write(A).

Add lock and unlock instructions to transactions T31 and T32 , so that they ob-
serve the two-phase locking protocol. Can the execution of these transactions
result in a deadlock?
Answer:
a. Lock and unlock instructions:
T31 : lock-S(A)
read(A)
lock-X(B)
read(B)
if A = 0
then B := B + 1
write(B)
unlock(A)
unlock(B)
T32 : lock-S(B)
read(B)
lock-X(A)
read(A)
if B = 0
then A := A + 1
write(A)
unlock(B)
unlock(A)
b. Execution of these transactions can result in deadlock. For example, con-
sider the following partial schedule:
Exercises 183

T31 T32
lock-S(A)
lock-S(B)
read(B)
read(A)
lock-X(B)
lock-X(A)
The transactions are now deadlocked.
16.3 What benefit does strict two-phase locking provide? What disadvantages re-
sult?
Answer: Because it produces only cascadeless schedules, recovery is very easy.
But the set of schedules obtainable is a subset of those obtainable from plain
two phase locking, thus concurrency is reduced.
16.4 What benefit does rigorous two-phase locking provide? How does it compare
with other forms of two-phase locking?
Answer: Rigorous two-phase locking has the advantages of strict 2PL. In addi-
tion it has the property that for two conflicting transactions, their commit order
is their serializability order. In some systems users might expect this behavior.
16.5 Most implementations of database systems use strict two-phase locking. Sug-
gest three reasons for the popularity of this protocol.
Answer: It is relatively simple to implement, imposes low rollback overhead
because of cascadeless schedules, and usually allows an acceptable level of
concurrency.
16.6 Consider a database organized in the form of a rooted tree. Suppose that we
insert a dummy vertex between each pair of vertices. Show that, if we follow
the tree protocol on the new tree, we get better concurrency than if we follow
the tree protocol on the original tree.
Answer: The proof is in Buckley and Silberschatz, “Concurrency Control in
Graph Protocols by Using Edge Locks,” Proc. ACM SIGACT-SIGMOD Sym-
posium on the Principles of Database Systems, 1984.
16.7 Show by example that there are schedules possible under the tree protocol that
are not possible under the two-phase locking protocol, and vice versa.
Answer: Consider the tree-structured database graph given below.

Schedule possible under tree protocol but not under 2PL:


184 Chapter 16 Concurrency Control

T1 T2
lock(A)
lock(B)
unlock(A)
lock(A)
lock(C)
unlock(B)
lock(B)
unlock(A)
unlock(B)
unlock(C)
Schedule possible under 2PL but not under tree protocol:
T1 T2
lock(A)
lock(B)
lock(C)
unlock(B)
unlock(A)
unlock(C)
16.8 Consider the following extension to the tree-locking protocol, which allows
both shared and exclusive locks:
• A transaction can be either a read-only transaction, in which case it can
request only shared locks, or an update transaction, in which case it can
request only exclusive locks.
• Each transaction must follow the rules of the tree protocol.

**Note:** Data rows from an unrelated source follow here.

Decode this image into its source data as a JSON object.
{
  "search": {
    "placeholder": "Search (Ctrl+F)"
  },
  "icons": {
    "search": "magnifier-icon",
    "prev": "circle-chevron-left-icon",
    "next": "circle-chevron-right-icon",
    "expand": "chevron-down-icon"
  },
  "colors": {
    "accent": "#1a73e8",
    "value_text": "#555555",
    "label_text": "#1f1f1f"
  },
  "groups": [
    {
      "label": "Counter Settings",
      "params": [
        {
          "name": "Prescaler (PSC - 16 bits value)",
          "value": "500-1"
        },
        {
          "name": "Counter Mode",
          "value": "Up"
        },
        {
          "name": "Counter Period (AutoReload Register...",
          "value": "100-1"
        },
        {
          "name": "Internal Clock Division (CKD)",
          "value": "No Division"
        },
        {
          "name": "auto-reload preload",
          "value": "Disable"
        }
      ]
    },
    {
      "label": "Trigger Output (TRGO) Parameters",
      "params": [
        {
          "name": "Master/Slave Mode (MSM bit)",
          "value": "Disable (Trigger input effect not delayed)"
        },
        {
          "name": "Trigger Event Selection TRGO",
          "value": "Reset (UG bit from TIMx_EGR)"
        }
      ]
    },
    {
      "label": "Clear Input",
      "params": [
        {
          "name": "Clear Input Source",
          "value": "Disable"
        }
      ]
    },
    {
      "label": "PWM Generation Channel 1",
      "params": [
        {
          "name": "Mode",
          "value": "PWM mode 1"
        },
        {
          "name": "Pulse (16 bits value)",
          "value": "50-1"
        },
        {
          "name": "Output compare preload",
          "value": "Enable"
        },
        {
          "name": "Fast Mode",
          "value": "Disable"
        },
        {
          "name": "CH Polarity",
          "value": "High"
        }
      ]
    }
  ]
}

Read-only trans-
actions may lock any data item first, whereas update transactions must
lock the root first.
Show that the protocol ensures serializability and deadlock freedom.
Answer: The proof is in Kedem and Silberschatz, “Locking Protocols: From
Exclusive to Shared Locks,” JACM Vol. 30, 4, 1983.
16.9 Consider the following graph-based locking protocol, which allows only ex-
clusive lock modes, and which operates on data graphs that are in the form of
a rooted directed acyclic graph.
• A transaction can lock any vertex first.
• To lock any other vertex, the transaction must be holding a lock on the
majority of the parents of that vertex.
Show that the protocol ensures serializability and deadlock freedom.
Answer: The proof is in Kedem and Silberschatz, “Controlling Concurrency
Using Locking Protocols,” Proc. Annual IEEE Symposium on Foundations of
Computer Science, 1979.
16.10 Consider the following graph-based locking protocol that allows only exclu-
sive lock modes, and that operates on data graphs that are in the form of a
rooted directed acyclic graph.